Keywords

France 2017 legislative elections La République en Marche! Emmanuel Macron 

References

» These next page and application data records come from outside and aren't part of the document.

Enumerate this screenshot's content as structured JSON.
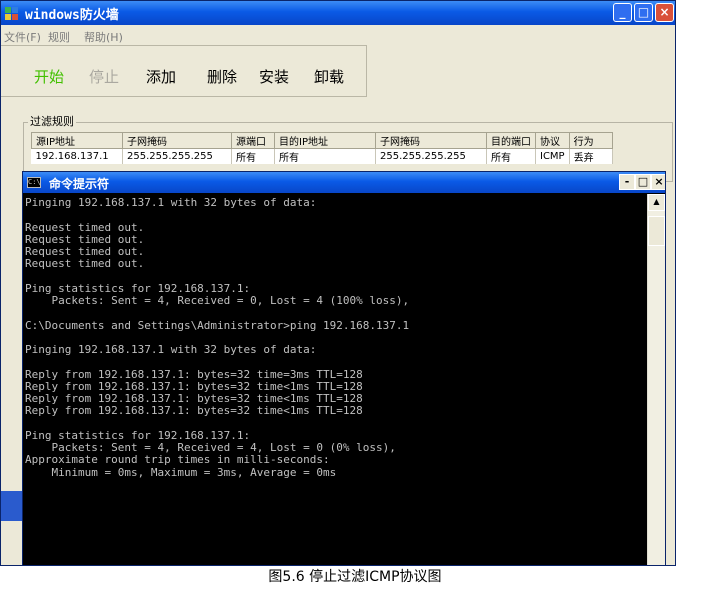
{
  "firewall": {
    "title": "windows防火墙",
    "menu": [
      "文件(F)",
      "规则",
      "帮助(H)"
    ],
    "toolbar": {
      "start": "开始",
      "stop": "停止",
      "add": "添加",
      "delete": "删除",
      "install": "安装",
      "uninstall": "卸载"
    },
    "rules_group": "过滤规则",
    "columns": [
      "源IP地址",
      "子网掩码",
      "源端口",
      "目的IP地址",
      "子网掩码",
      "目的端口",
      "协议",
      "行为"
    ],
    "rows": [
      [
        "192.168.137.1",
        "255.255.255.255",
        "所有",
        "所有",
        "255.255.255.255",
        "所有",
        "ICMP",
        "丢弃"
      ]
    ]
  },
  "cmd": {
    "title": "命令提示符",
    "icon_text": "C:\\",
    "lines": [
      "Pinging 192.168.137.1 with 32 bytes of data:",
      "",
      "Request timed out.",
      "Request timed out.",
      "Request timed out.",
      "Request timed out.",
      "",
      "Ping statistics for 192.168.137.1:",
      "    Packets: Sent = 4, Received = 0, Lost = 4 (100% loss),",
      "",
      "C:\\Documents and Settings\\Administrator>ping 192.168.137.1",
      "",
      "Pinging 192.168.137.1 with 32 bytes of data:",
      "",
      "Reply from 192.168.137.1: bytes=32 time=3ms TTL=128",
      "Reply from 192.168.137.1: bytes=32 time<1ms TTL=128",
      "Reply from 192.168.137.1: bytes=32 time<1ms TTL=128",
      "Reply from 192.168.137.1: bytes=32 time<1ms TTL=128",
      "",
      "Ping statistics for 192.168.137.1:",
      "    Packets: Sent = 4, Received = 4, Lost = 0 (0% loss),",
      "Approximate round trip times in milli-seconds:",
      "    Minimum = 0ms, Maximum = 3ms, Average = 0ms"
    ]
  },
  "caption": "图5.6 停止过滤ICMP协议图"
}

  1. Brouard, S., and E. Kerrouche. 2013. L’effet candidat lors des élections parlementaires: l’exemple des élections législatives 2012 en France. Revue Française de Science Politique 63 (6): 1113–1136.CrossRefGoogle Scholar
  2. Dupoirier, E., and N. Sauger. 2010. Four rounds in a row: The impact of presidential election outcomes on legislative elections in France. French Politics 81 (1): 21–41.CrossRefGoogle Scholar
  3. Elgie, R. 2017. ‘France—Macron and cohabitation: Don’t worry about it’, Presidential Power, blog, 25 April. http://presidential-power.com/?p=6360.
  4. Evans, J., and G. Ivaldi. 2013. The 2012 French presidential elections. The inevitable alternation?. Basingstoke: Palgrave Macmillan.CrossRefGoogle Scholar
  5. Foucault, M. 2006. How useful is the cumul des mandats for being re-elected? Empirical evidence from the 1997 French legislative elections. French Politics 4 (3): 292–311.CrossRefGoogle Scholar
  6. Golder, M. 2006. Presidential coattails and legislative fragmentation. American Journal of Political Science 50 (1): 34–48.CrossRefGoogle Scholar
  7. Gougou, F., and S. Labouret. 2013. La fin de la tripartition? Les recompositions de la droite et la transformation du système partisan. Revue Française de Science Politique 63 (2): 279–302.CrossRefGoogle Scholar
  8. Grunberg, G., and F. Haegel. 2007. La France vers le bipartisme? La présidentialisation du PS de l’UMP. Paris: Presses de Sciences Po.Google Scholar
  9. Hicken, A., and H. Stoll. 2013. Are all presidents created equal? Presidential powers and the shadow of presidential elections. Comparative Political Studies 46 (3): 291–319.CrossRefGoogle Scholar
  10. Jérôme, B., V. Jérôme-Speziari, and M. Lewis-Beck. 2003. Reordering the French election calendar: Forecasting the consequences for 2002. European Journal of Political Research 42 (3): 424–440.CrossRefGoogle Scholar
  11. Laakso, M., and R. Taagepera. 1979. “Effective” number of parties: A measure with application to West Europe. Comparative Political Studies 12 (1): 3–27.CrossRefGoogle Scholar
  12. Lemennicier, B., and H. Katir-Lescieux. 2010. Testing the accuracy of the downs spatial voter model on forecasting the winners of the French parliamentary elections in May–June 2007. International Journal of Forecasting 26 (10): 32–41.CrossRefGoogle Scholar
  13. Loonis, V. 2006. Les déterminants de la réélection des députés français de 1871 à 2002. Mesure de l’Histoire 21 (1): 221–254.CrossRefGoogle Scholar
  14. Murray, R. 2008. The power of sex and incumbency: A longitudinal study of electoral performance in France. Party Politics 14 (5): 539–554.CrossRefGoogle Scholar
  15. Shugart, M.S. 1995. The electoral cycle and institutional sources of divided presidential government. American Political Science Review 89 (02): 327–343.CrossRefGoogle Scholar
  16. Shugart, M. 2017. France: What to expect for the assembly? Fruits and Votes, blog, 23 April. https://fruitsandvotes.wordpress.com/2017/04/23/france-what-to-expect-for-the-assembly/.
  17. Shugart, M.S., and J. Carey. 1992. Presidents and assemblies: Constitutional design and electoral dynamics. Cambridge: Cambridge University Press.CrossRefGoogle Scholar

Copyright information

© Macmillan Publishers Ltd 2017

Authors and Affiliations

  1. 1.University of LeedsLeedsUK
  2. 2.Université de Nice-Sophia AntipolisNiceFrance

Personalised recommendations